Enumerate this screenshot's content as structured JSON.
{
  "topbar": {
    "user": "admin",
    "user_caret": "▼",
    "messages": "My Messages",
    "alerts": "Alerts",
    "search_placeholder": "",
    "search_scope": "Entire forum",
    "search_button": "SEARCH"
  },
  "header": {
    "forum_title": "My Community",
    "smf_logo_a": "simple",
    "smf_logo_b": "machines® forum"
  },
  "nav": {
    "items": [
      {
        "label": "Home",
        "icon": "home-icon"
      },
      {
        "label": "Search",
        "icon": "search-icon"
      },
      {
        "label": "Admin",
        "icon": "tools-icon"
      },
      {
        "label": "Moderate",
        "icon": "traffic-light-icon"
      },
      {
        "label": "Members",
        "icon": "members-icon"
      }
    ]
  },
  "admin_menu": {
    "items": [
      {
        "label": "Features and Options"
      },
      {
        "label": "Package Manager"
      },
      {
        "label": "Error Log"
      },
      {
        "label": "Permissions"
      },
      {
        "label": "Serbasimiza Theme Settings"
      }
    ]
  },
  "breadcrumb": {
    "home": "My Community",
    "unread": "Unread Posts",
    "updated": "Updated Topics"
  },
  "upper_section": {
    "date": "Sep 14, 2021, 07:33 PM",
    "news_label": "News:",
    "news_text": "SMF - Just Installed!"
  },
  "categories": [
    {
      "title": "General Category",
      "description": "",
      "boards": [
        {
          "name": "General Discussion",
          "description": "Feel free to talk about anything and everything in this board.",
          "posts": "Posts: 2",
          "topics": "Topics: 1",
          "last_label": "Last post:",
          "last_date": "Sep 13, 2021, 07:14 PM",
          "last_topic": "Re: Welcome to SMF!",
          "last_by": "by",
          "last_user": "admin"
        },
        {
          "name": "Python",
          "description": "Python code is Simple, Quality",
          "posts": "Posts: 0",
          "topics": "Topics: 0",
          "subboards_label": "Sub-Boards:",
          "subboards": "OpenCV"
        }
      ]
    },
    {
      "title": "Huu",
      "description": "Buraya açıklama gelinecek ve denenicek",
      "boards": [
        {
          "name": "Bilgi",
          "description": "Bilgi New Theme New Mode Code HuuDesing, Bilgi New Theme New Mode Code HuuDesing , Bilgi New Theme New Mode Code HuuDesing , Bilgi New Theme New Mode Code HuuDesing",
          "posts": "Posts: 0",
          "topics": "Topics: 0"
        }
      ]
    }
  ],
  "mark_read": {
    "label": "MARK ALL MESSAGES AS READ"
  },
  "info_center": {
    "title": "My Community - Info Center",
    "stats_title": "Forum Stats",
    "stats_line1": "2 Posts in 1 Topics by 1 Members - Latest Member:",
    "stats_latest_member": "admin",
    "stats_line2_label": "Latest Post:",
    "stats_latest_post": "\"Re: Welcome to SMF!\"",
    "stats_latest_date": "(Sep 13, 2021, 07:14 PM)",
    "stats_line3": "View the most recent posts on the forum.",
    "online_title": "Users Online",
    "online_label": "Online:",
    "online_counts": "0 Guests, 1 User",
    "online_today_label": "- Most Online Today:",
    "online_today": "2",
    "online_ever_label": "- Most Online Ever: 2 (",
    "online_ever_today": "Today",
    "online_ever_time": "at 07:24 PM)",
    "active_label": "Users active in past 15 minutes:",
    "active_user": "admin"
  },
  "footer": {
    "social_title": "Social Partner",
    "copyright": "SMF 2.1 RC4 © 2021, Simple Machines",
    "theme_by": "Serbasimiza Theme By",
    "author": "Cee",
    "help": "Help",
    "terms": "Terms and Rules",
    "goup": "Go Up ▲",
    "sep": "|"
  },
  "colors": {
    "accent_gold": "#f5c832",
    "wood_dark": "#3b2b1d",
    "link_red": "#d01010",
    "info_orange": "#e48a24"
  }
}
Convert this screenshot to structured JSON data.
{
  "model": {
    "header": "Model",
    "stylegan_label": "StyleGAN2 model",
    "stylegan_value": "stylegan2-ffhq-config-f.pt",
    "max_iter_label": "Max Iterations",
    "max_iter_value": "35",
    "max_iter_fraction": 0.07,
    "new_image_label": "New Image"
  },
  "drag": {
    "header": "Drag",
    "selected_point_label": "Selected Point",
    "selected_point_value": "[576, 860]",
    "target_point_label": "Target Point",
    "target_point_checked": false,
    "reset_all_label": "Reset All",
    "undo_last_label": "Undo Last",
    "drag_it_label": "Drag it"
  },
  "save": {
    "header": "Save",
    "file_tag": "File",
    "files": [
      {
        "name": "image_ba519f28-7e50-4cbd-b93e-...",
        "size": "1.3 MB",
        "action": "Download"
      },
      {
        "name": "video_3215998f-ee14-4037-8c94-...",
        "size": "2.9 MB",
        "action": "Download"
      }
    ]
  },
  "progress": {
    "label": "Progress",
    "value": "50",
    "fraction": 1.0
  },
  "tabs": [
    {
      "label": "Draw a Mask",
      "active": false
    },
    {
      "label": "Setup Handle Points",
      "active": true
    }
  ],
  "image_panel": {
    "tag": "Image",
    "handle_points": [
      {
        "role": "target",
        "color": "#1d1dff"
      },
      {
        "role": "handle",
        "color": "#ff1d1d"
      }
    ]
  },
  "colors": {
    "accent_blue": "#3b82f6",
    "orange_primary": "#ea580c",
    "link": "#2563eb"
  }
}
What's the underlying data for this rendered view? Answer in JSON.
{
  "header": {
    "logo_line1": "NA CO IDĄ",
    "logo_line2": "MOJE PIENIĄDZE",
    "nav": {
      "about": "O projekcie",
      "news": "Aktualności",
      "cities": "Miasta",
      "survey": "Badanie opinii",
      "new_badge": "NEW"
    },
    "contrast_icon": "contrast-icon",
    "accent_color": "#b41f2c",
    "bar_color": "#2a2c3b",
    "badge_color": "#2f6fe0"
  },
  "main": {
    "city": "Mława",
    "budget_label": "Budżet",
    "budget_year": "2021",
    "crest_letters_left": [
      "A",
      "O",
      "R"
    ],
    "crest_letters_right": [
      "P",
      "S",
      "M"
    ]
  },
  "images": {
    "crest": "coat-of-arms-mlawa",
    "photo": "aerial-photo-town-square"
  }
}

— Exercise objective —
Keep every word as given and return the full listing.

— Written answer —
Enumerate this screenshot's content as structured JSON.
{
  "topbar": {
    "user": "admin",
    "user_caret": "▼",
    "messages": "My Messages",
    "alerts": "Alerts",
    "search_placeholder": "",
    "search_scope": "Entire forum",
    "search_button": "SEARCH"
  },
  "header": {
    "forum_title": "My Community",
    "smf_logo_a": "simple",
    "smf_logo_b": "machines® forum"
  },
  "nav": {
    "items": [
      {
        "label": "Home",
        "icon": "home-icon"
      },
      {
        "label": "Search",
        "icon": "search-icon"
      },
      {
        "label": "Admin",
        "icon": "tools-icon"
      },
      {
        "label": "Moderate",
        "icon": "traffic-light-icon"
      },
      {
        "label": "Members",
        "icon": "members-icon"
      }
    ]
  },
  "admin_menu": {
    "items": [
      {
        "label": "Features and Options"
      },
      {
        "label": "Package Manager"
      },
      {
        "label": "Error Log"
      },
      {
        "label": "Permissions"
      },
      {
        "label": "Serbasimiza Theme Settings"
      }
    ]
  },
  "breadcrumb": {
    "home": "My Community",
    "unread": "Unread Posts",
    "updated": "Updated Topics"
  },
  "upper_section": {
    "date": "Sep 14, 2021, 07:33 PM",
    "news_label": "News:",
    "news_text": "SMF - Just Installed!"
  },
  "categories": [
    {
      "title": "General Category",
      "description": "",
      "boards": [
        {
          "name": "General Discussion",
          "description": "Feel free to talk about anything and everything in this board.",
          "posts": "Posts: 2",
          "topics": "Topics: 1",
          "last_label": "Last post:",
          "last_date": "Sep 13, 2021, 07:14 PM",
          "last_topic": "Re: Welcome to SMF!",
          "last_by": "by",
          "last_user": "admin"
        },
        {
          "name": "Python",
          "description": "Python code is Simple, Quality",
          "posts": "Posts: 0",
          "topics": "Topics: 0",
          "subboards_label": "Sub-Boards:",
          "subboards": "OpenCV"
        }
      ]
    },
    {
      "title": "Huu",
      "description": "Buraya açıklama gelinecek ve denenicek",
      "boards": [
        {
          "name": "Bilgi",
          "description": "Bilgi New Theme New Mode Code HuuDesing, Bilgi New Theme New Mode Code HuuDesing , Bilgi New Theme New Mode Code HuuDesing , Bilgi New Theme New Mode Code HuuDesing",
          "posts": "Posts: 0",
          "topics": "Topics: 0"
        }
      ]
    }
  ],
  "mark_read": {
    "label": "MARK ALL MESSAGES AS READ"
  },
  "info_center": {
    "title": "My Community - Info Center",
    "stats_title": "Forum Stats",
    "stats_line1": "2 Posts in 1 Topics by 1 Members - Latest Member:",
    "stats_latest_member": "admin",
    "stats_line2_label": "Latest Post:",
    "stats_latest_post": "\"Re: Welcome to SMF!\"",
    "stats_latest_date": "(Sep 13, 2021, 07:14 PM)",
    "stats_line3": "View the most recent posts on the forum.",
    "online_title": "Users Online",
    "online_label": "Online:",
    "online_counts": "0 Guests, 1 User",
    "online_today_label": "- Most Online Today:",
    "online_today": "2",
    "online_ever_label": "- Most Online Ever: 2 (",
    "online_ever_today": "Today",
    "online_ever_time": "at 07:24 PM)",
    "active_label": "Users active in past 15 minutes:",
    "active_user": "admin"
  },
  "footer": {
    "social_title": "Social Partner",
    "copyright": "SMF 2.1 RC4 © 2021, Simple Machines",
    "theme_by": "Serbasimiza Theme By",
    "author": "Cee",
    "help": "Help",
    "terms": "Terms and Rules",
    "goup": "Go Up ▲",
    "sep": "|"
  },
  "colors": {
    "accent_gold": "#f5c832",
    "wood_dark": "#3b2b1d",
    "link_red": "#d01010",
    "info_orange": "#e48a24"
  }
}
Convert this screenshot to structured JSON data.
{
  "model": {
    "header": "Model",
    "stylegan_label": "StyleGAN2 model",
    "stylegan_value": "stylegan2-ffhq-config-f.pt",
    "max_iter_label": "Max Iterations",
    "max_iter_value": "35",
    "max_iter_fraction": 0.07,
    "new_image_label": "New Image"
  },
  "drag": {
    "header": "Drag",
    "selected_point_label": "Selected Point",
    "selected_point_value": "[576, 860]",
    "target_point_label": "Target Point",
    "target_point_checked": false,
    "reset_all_label": "Reset All",
    "undo_last_label": "Undo Last",
    "drag_it_label": "Drag it"
  },
  "save": {
    "header": "Save",
    "file_tag": "File",
    "files": [
      {
        "name": "image_ba519f28-7e50-4cbd-b93e-...",
        "size": "1.3 MB",
        "action": "Download"
      },
      {
        "name": "video_3215998f-ee14-4037-8c94-...",
        "size": "2.9 MB",
        "action": "Download"
      }
    ]
  },
  "progress": {
    "label": "Progress",
    "value": "50",
    "fraction": 1.0
  },
  "tabs": [
    {
      "label": "Draw a Mask",
      "active": false
    },
    {
      "label": "Setup Handle Points",
      "active": true
    }
  ],
  "image_panel": {
    "tag": "Image",
    "handle_points": [
      {
        "role": "target",
        "color": "#1d1dff"
      },
      {
        "role": "handle",
        "color": "#ff1d1d"
      }
    ]
  },
  "colors": {
    "accent_blue": "#3b82f6",
    "orange_primary": "#ea580c",
    "link": "#2563eb"
  }
}
What's the underlying data for this rendered view? Answer in JSON.
{
  "header": {
    "logo_line1": "NA CO IDĄ",
    "logo_line2": "MOJE PIENIĄDZE",
    "nav": {
      "about": "O projekcie",
      "news": "Aktualności",
      "cities": "Miasta",
      "survey": "Badanie opinii",
      "new_badge": "NEW"
    },
    "contrast_icon": "contrast-icon",
    "accent_color": "#b41f2c",
    "bar_color": "#2a2c3b",
    "badge_color": "#2f6fe0"
  },
  "main": {
    "city": "Mława",
    "budget_label": "Budżet",
    "budget_year": "2021",
    "crest_letters_left": [
      "A",
      "O",
      "R"
    ],
    "crest_letters_right": [
      "P",
      "S",
      "M"
    ]
  },
  "images": {
    "crest": "coat-of-arms-mlawa",
    "photo": "aerial-photo-town-square"
  }
}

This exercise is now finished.